Once upon a time, when I first came to St. John some 40 years ago, the reefs were extremely colorful. Much has changed since then and the abundant hard corals that provided so much of the color have been severely depleted and those that remain are often unhealthy. Now it seems that most of the vibrant colors of the reef come from sponges, which can be seen in a multitude of varying colors, shapes and sizes.
Sponges, in case you weren’t aware, are animals, as are most of the creatures that make up the coral reef such as all the hard corals, the so called soft corals or gorgonians like sea fans and sea rods, and the sponge-like tunicates that often encrust rocks dead coral. As a matter of fact, the only plants on the reef that come to mind are algae and sea grasses.
Sponges are the simplest of the multicellular animals.
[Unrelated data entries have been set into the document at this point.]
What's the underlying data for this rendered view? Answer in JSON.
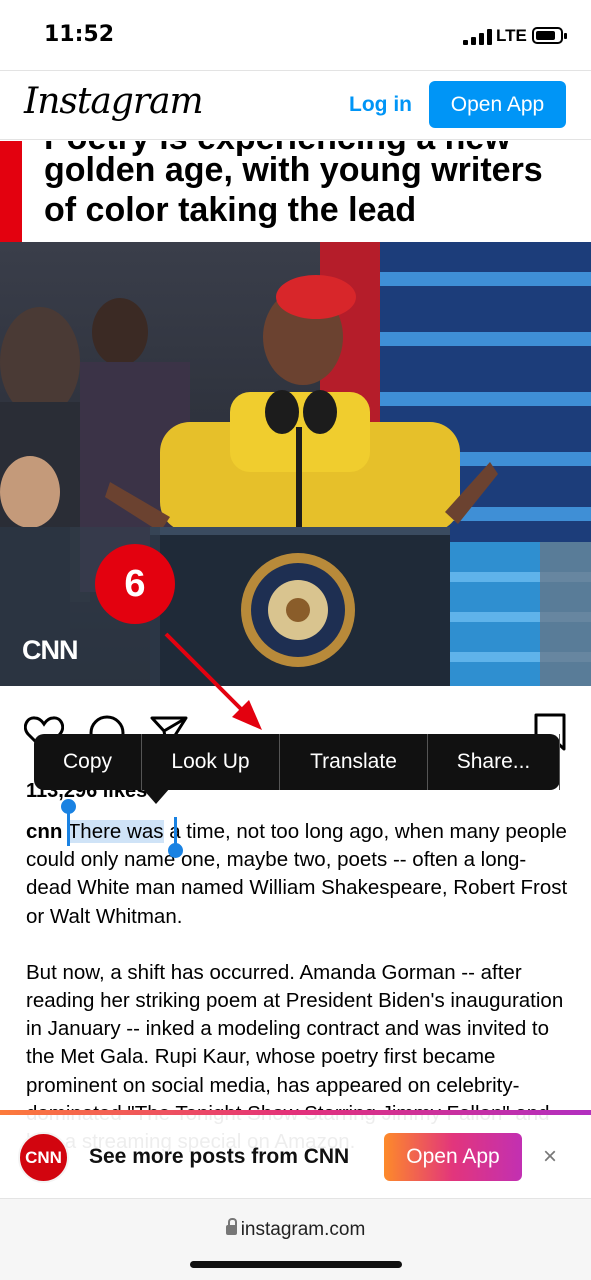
{
  "status_bar": {
    "time": "11:52",
    "network": "LTE"
  },
  "header": {
    "logo": "Instagram",
    "login_label": "Log in",
    "open_app_label": "Open App"
  },
  "headline": {
    "cut_line": "Poetry is experiencing a new",
    "line1": "golden age, with young writers",
    "line2": "of color taking the lead"
  },
  "photo": {
    "watermark": "CNN"
  },
  "post": {
    "likes": "113,296 likes",
    "username": "cnn",
    "selected_text": "There was",
    "para1_rest": " a time, not too long ago, when many people could only name one, maybe two, poets -- often a long-dead White man named William Shakespeare, Robert Frost or Walt Whitman.",
    "para2": "But now, a shift has occurred. Amanda Gorman -- after reading her striking poem at President Biden's inauguration in January -- inked a modeling contract and was invited to the Met Gala. Rupi Kaur, whose poetry first became prominent on social media, has appeared on celebrity-dominated \"The Tonight Show Starring Jimmy Fallon\" and has a streaming special on Amazon."
  },
  "context_menu": {
    "items": [
      "Copy",
      "Look Up",
      "Translate",
      "Share..."
    ]
  },
  "annotation": {
    "step": "6"
  },
  "banner": {
    "logo": "CNN",
    "text": "See more posts from CNN",
    "open_app_label": "Open App",
    "close": "×"
  },
  "footer": {
    "url": "instagram.com"
  },
  "colors": {
    "accent": "#0095f6",
    "cnn_red": "#e3010f",
    "selection": "#cfe3f7"
  }
}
Lacking any real organs, they survive by taking in water through small pores, filtering out the nutrients and oxygen and expelling the rest through the more visible larger openings.